Asset Inventory

An asset inventory is a list of items of value owned by the water system, with information about each item (such as life expectancy, manufacturer information, service record, etc). This inventory increases your knowledge and understanding of the system and gives you specific information to make better financial decisions. It will also help you schedule repairs and replacements to ensure that you are getting the greatest value possible from your assets. If you do not know what you have, you cannot manage it effectively.

You will need a clear and current plan of your water system. If you don’t have a plan, you will need to create one. First, collect information on all the components of your system from all available sources; from your water source, treatment system, reservoir/storage, distribution system, etc. Keep this information in one place to allow easy access to the data. This will ensure you have the data handy when you prepare your asset management plan or when you communicate with stakeholders (during meetings or when you prepare your annual report).

Look for information on your system in: as-built plans, well logs, maintenance logs, land surveys, manuals and receipts, construction permits, risk assessment reports, annual reports, and the Water, Data & Tools web site of the BC government.

Next you should create a schematic drawing of your water system that consists of (at a minimum): the water source, the treatment system, and the distribution system components. The schematic will help you list your assets.

When you are listing the assets, also collect and record the following information for each:

  • Condition
  • Installation/Construction Date
  • Service History
  • History of Breaks and Malfunctions
  • Useful Life

Detailed information may include the manufacturer’s name, the item’s model and serial number and the original cost. 

The figure below is an example of a schematic for a small water system. Of course, each system is different.

Source: Sustainable Infrastructure Society 

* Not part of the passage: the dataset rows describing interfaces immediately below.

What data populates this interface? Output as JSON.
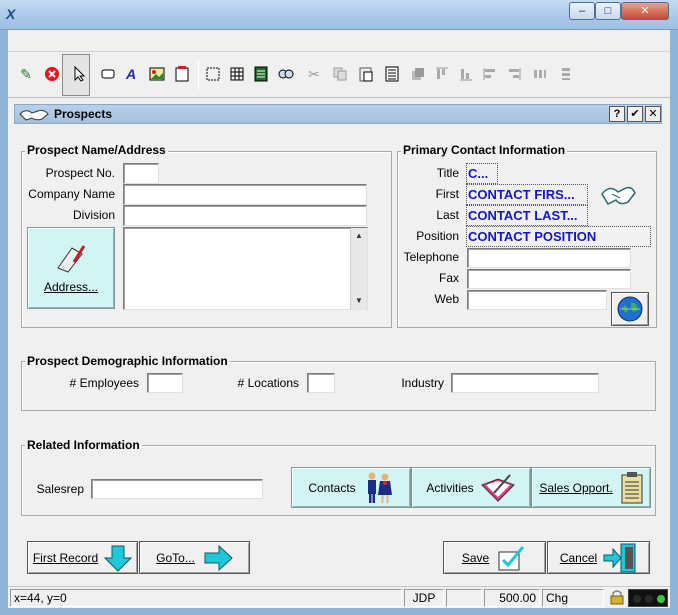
{
  "window": {
    "app_icon": "X",
    "controls": {
      "minimize": "–",
      "maximize": "□",
      "close": "✕"
    }
  },
  "toolbar": {
    "icons": [
      "save-check-icon",
      "cancel-icon",
      "pointer-icon",
      "button-icon",
      "label-a-icon",
      "image-icon",
      "form-icon",
      "select-box-icon",
      "grid-icon",
      "list-icon",
      "find-icon",
      "cut-icon",
      "copy-icon",
      "paste-icon",
      "properties-icon",
      "bring-front-icon",
      "align-top-icon",
      "align-bottom-icon",
      "align-left-icon",
      "align-right-icon",
      "space-horizontal-icon",
      "space-vertical-icon"
    ]
  },
  "doc_window": {
    "title": "Prospects",
    "help_label": "?",
    "ok_label": "✔",
    "close_label": "✕"
  },
  "prospect_group": {
    "label": "Prospect Name/Address",
    "prospect_no_label": "Prospect No.",
    "prospect_no_value": "",
    "company_label": "Company Name",
    "company_value": "",
    "division_label": "Division",
    "division_value": "",
    "address_button_label": "Address...",
    "address_value": ""
  },
  "contact_group": {
    "label": "Primary Contact Information",
    "title_label": "Title",
    "title_value": "C...",
    "first_label": "First",
    "first_value": "CONTACT FIRS...",
    "last_label": "Last",
    "last_value": "CONTACT LAST...",
    "position_label": "Position",
    "position_value": "CONTACT POSITION",
    "telephone_label": "Telephone",
    "telephone_value": "",
    "fax_label": "Fax",
    "fax_value": "",
    "web_label": "Web",
    "web_value": ""
  },
  "demographic_group": {
    "label": "Prospect Demographic Information",
    "employees_label": "# Employees",
    "employees_value": "",
    "locations_label": "# Locations",
    "locations_value": "",
    "industry_label": "Industry",
    "industry_value": ""
  },
  "related_group": {
    "label": "Related Information",
    "salesrep_label": "Salesrep",
    "salesrep_value": "",
    "contacts_button": "Contacts",
    "activities_button": "Activities",
    "sales_opp_button": "Sales Opport."
  },
  "footer_buttons": {
    "first_record": "First Record",
    "goto": "GoTo...",
    "save": "Save",
    "cancel": "Cancel"
  },
  "status_bar": {
    "coords": "x=44, y=0",
    "user": "JDP",
    "amount": "500.00",
    "mode": "Chg"
  },
  "colors": {
    "contact_text": "#1515c8",
    "cyan_button": "#d2f5f4",
    "title_bar": "#a4c1e0"
  }
}
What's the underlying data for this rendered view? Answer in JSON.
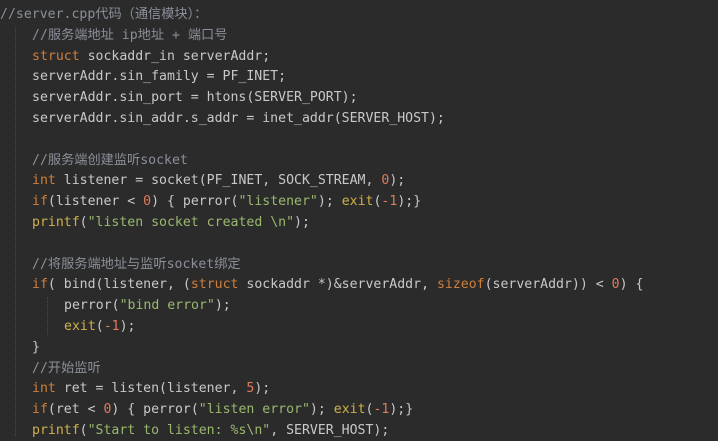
{
  "theme": {
    "background": "#2b2b2b",
    "colors": {
      "comment": "#8a8f98",
      "keyword": "#cf7f3a",
      "type": "#cf7f3a",
      "string": "#9ab86f",
      "number": "#e07b5a",
      "func": "#cfb04a",
      "plain": "#c8c8c8"
    }
  },
  "code": {
    "lines": [
      {
        "indent": 0,
        "tokens": [
          {
            "t": "//server.cpp代码（通信模块）：",
            "k": "comment"
          }
        ]
      },
      {
        "indent": 1,
        "tokens": [
          {
            "t": "//服务端地址 ip地址 + 端口号",
            "k": "comment"
          }
        ]
      },
      {
        "indent": 1,
        "tokens": [
          {
            "t": "struct",
            "k": "keyword"
          },
          {
            "t": " sockaddr_in serverAddr;",
            "k": "plain"
          }
        ]
      },
      {
        "indent": 1,
        "tokens": [
          {
            "t": "serverAddr.sin_family = PF_INET;",
            "k": "plain"
          }
        ]
      },
      {
        "indent": 1,
        "tokens": [
          {
            "t": "serverAddr.sin_port = htons(SERVER_PORT);",
            "k": "plain"
          }
        ]
      },
      {
        "indent": 1,
        "tokens": [
          {
            "t": "serverAddr.sin_addr.s_addr = inet_addr(SERVER_HOST);",
            "k": "plain"
          }
        ]
      },
      {
        "indent": 0,
        "tokens": []
      },
      {
        "indent": 1,
        "tokens": [
          {
            "t": "//服务端创建监听socket",
            "k": "comment"
          }
        ]
      },
      {
        "indent": 1,
        "tokens": [
          {
            "t": "int",
            "k": "type"
          },
          {
            "t": " listener = socket(PF_INET, SOCK_STREAM, ",
            "k": "plain"
          },
          {
            "t": "0",
            "k": "number"
          },
          {
            "t": ");",
            "k": "plain"
          }
        ]
      },
      {
        "indent": 1,
        "tokens": [
          {
            "t": "if",
            "k": "keyword"
          },
          {
            "t": "(listener < ",
            "k": "plain"
          },
          {
            "t": "0",
            "k": "number"
          },
          {
            "t": ") { perror(",
            "k": "plain"
          },
          {
            "t": "\"listener\"",
            "k": "string"
          },
          {
            "t": "); ",
            "k": "plain"
          },
          {
            "t": "exit",
            "k": "func"
          },
          {
            "t": "(",
            "k": "plain"
          },
          {
            "t": "-1",
            "k": "number"
          },
          {
            "t": ");}",
            "k": "plain"
          }
        ]
      },
      {
        "indent": 1,
        "tokens": [
          {
            "t": "printf",
            "k": "func"
          },
          {
            "t": "(",
            "k": "plain"
          },
          {
            "t": "\"listen socket created \\n\"",
            "k": "string"
          },
          {
            "t": ");",
            "k": "plain"
          }
        ]
      },
      {
        "indent": 0,
        "tokens": []
      },
      {
        "indent": 1,
        "tokens": [
          {
            "t": "//将服务端地址与监听socket绑定",
            "k": "comment"
          }
        ]
      },
      {
        "indent": 1,
        "tokens": [
          {
            "t": "if",
            "k": "keyword"
          },
          {
            "t": "( bind(listener, (",
            "k": "plain"
          },
          {
            "t": "struct",
            "k": "keyword"
          },
          {
            "t": " sockaddr *)&serverAddr, ",
            "k": "plain"
          },
          {
            "t": "sizeof",
            "k": "keyword"
          },
          {
            "t": "(serverAddr)) < ",
            "k": "plain"
          },
          {
            "t": "0",
            "k": "number"
          },
          {
            "t": ") {",
            "k": "plain"
          }
        ]
      },
      {
        "indent": 2,
        "tokens": [
          {
            "t": "perror(",
            "k": "plain"
          },
          {
            "t": "\"bind error\"",
            "k": "string"
          },
          {
            "t": ");",
            "k": "plain"
          }
        ]
      },
      {
        "indent": 2,
        "tokens": [
          {
            "t": "exit",
            "k": "func"
          },
          {
            "t": "(",
            "k": "plain"
          },
          {
            "t": "-1",
            "k": "number"
          },
          {
            "t": ");",
            "k": "plain"
          }
        ]
      },
      {
        "indent": 1,
        "tokens": [
          {
            "t": "}",
            "k": "plain"
          }
        ]
      },
      {
        "indent": 1,
        "tokens": [
          {
            "t": "//开始监听",
            "k": "comment"
          }
        ]
      },
      {
        "indent": 1,
        "tokens": [
          {
            "t": "int",
            "k": "type"
          },
          {
            "t": " ret = listen(listener, ",
            "k": "plain"
          },
          {
            "t": "5",
            "k": "number"
          },
          {
            "t": ");",
            "k": "plain"
          }
        ]
      },
      {
        "indent": 1,
        "tokens": [
          {
            "t": "if",
            "k": "keyword"
          },
          {
            "t": "(ret < ",
            "k": "plain"
          },
          {
            "t": "0",
            "k": "number"
          },
          {
            "t": ") { perror(",
            "k": "plain"
          },
          {
            "t": "\"listen error\"",
            "k": "string"
          },
          {
            "t": "); ",
            "k": "plain"
          },
          {
            "t": "exit",
            "k": "func"
          },
          {
            "t": "(",
            "k": "plain"
          },
          {
            "t": "-1",
            "k": "number"
          },
          {
            "t": ");}",
            "k": "plain"
          }
        ]
      },
      {
        "indent": 1,
        "tokens": [
          {
            "t": "printf",
            "k": "func"
          },
          {
            "t": "(",
            "k": "plain"
          },
          {
            "t": "\"Start to listen: %s\\n\"",
            "k": "string"
          },
          {
            "t": ", SERVER_HOST);",
            "k": "plain"
          }
        ]
      }
    ]
  }
}
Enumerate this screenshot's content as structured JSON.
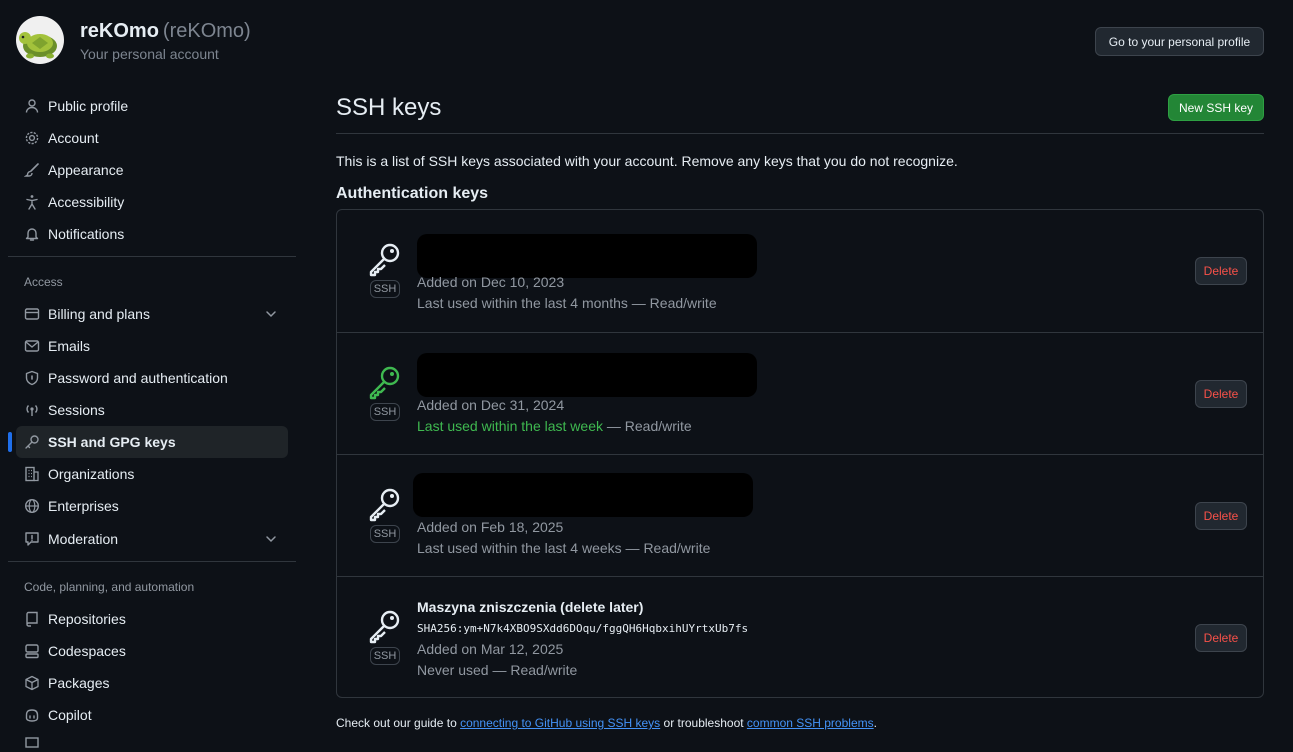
{
  "account": {
    "name": "reKOmo",
    "login": "(reKOmo)",
    "subtitle": "Your personal account",
    "profile_button": "Go to your personal profile"
  },
  "sidebar": {
    "items_top": [
      {
        "label": "Public profile",
        "icon": "person-icon"
      },
      {
        "label": "Account",
        "icon": "gear-icon"
      },
      {
        "label": "Appearance",
        "icon": "paintbrush-icon"
      },
      {
        "label": "Accessibility",
        "icon": "accessibility-icon"
      },
      {
        "label": "Notifications",
        "icon": "bell-icon"
      }
    ],
    "access_title": "Access",
    "items_access": [
      {
        "label": "Billing and plans",
        "icon": "credit-card-icon",
        "expandable": true
      },
      {
        "label": "Emails",
        "icon": "mail-icon"
      },
      {
        "label": "Password and authentication",
        "icon": "shield-lock-icon"
      },
      {
        "label": "Sessions",
        "icon": "broadcast-icon"
      },
      {
        "label": "SSH and GPG keys",
        "icon": "key-icon",
        "active": true
      },
      {
        "label": "Organizations",
        "icon": "organization-icon"
      },
      {
        "label": "Enterprises",
        "icon": "globe-icon"
      },
      {
        "label": "Moderation",
        "icon": "report-icon",
        "expandable": true
      }
    ],
    "code_title": "Code, planning, and automation",
    "items_code": [
      {
        "label": "Repositories",
        "icon": "repo-icon"
      },
      {
        "label": "Codespaces",
        "icon": "codespaces-icon"
      },
      {
        "label": "Packages",
        "icon": "package-icon"
      },
      {
        "label": "Copilot",
        "icon": "copilot-icon"
      }
    ]
  },
  "main": {
    "title": "SSH keys",
    "new_button": "New SSH key",
    "intro": "This is a list of SSH keys associated with your account. Remove any keys that you do not recognize.",
    "auth_title": "Authentication keys",
    "keys": [
      {
        "title": "",
        "fingerprint": "",
        "added": "Added on Dec 10, 2023",
        "used": "Last used within the last 4 months",
        "used_suffix": " — Read/write",
        "recent": false,
        "badge": "SSH",
        "delete": "Delete"
      },
      {
        "title": "",
        "fingerprint": "",
        "added": "Added on Dec 31, 2024",
        "used": "Last used within the last week",
        "used_suffix": " — Read/write",
        "recent": true,
        "badge": "SSH",
        "delete": "Delete"
      },
      {
        "title": "",
        "fingerprint": "",
        "added": "Added on Feb 18, 2025",
        "used": "Last used within the last 4 weeks",
        "used_suffix": " — Read/write",
        "recent": false,
        "badge": "SSH",
        "delete": "Delete"
      },
      {
        "title": "Maszyna zniszczenia (delete later)",
        "fingerprint": "SHA256:ym+N7k4XBO9SXdd6DOqu/fggQH6HqbxihUYrtxUb7fs",
        "added": "Added on Mar 12, 2025",
        "used": "Never used",
        "used_suffix": " — Read/write",
        "recent": false,
        "badge": "SSH",
        "delete": "Delete"
      }
    ],
    "footer": {
      "prefix": "Check out our guide to ",
      "link1": "connecting to GitHub using SSH keys",
      "middle": " or troubleshoot ",
      "link2": "common SSH problems",
      "suffix": "."
    }
  },
  "colors": {
    "background": "#0d1117",
    "accent_blue": "#1f6feb",
    "link_blue": "#4493f8",
    "success_green": "#238636",
    "recent_green": "#3fb950",
    "danger_red": "#f85149"
  }
}
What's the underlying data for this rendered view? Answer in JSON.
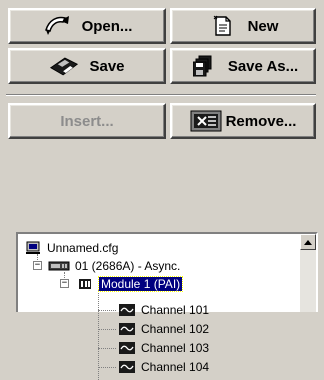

Find information about the expected life of your water system’s components by researching the typical life expectancy of your particular components. You can consult manufacturers, or search the web for user reports.

Knowing when to repair, rehabilitate or replace an asset will help you get the most value from your assets. At some point, continuing to repair the asset will no longer be cost-effective and you will need to rehabilitate or replace it. To prepare and budget for replacements, you will need to calculate the remaining service life of each asset with reference to the step above.

There is some flexibility in the way you define an “asset”. Some of your water system’s “assets” may consist of a single component, such as a pump. Other “assets” may result from the combination of several components that together make an “asset”, such as a pumping station, which includes pumps, pipework valves and other components. You might consider grouping components of similar life expectancy as one “asset”, for example, group curb stop valves and corporation stop valves together as one asset.

Several factors can affect an asset’s service life: the quality of routine servicing and maintenance, excessive use and environmental conditions (such as poor source water quality, soil quality, or climate). Use your local knowledge, combined with the manufacturer’s recommendations, to calculate the remaining service life. Assets that are in poor condition, not regularly maintained, or subject to excessive use or soil quality issues will be at the lower end of the expected useful service life range.

Once you have an up-to-date inventory of assets, it is a good idea to record details of the people and companies who service the assets and who can supply replacements or upgrades (we recommend using the Operator’s Hub of this website, or the Canadian Water Directory). Store this information with your inventory records to save time in the future. You can consult them when you have questions or concerns about individual assets. This information can also be used to help explain repair and replacement costs to water users when developing a budget or proposing a rate increase.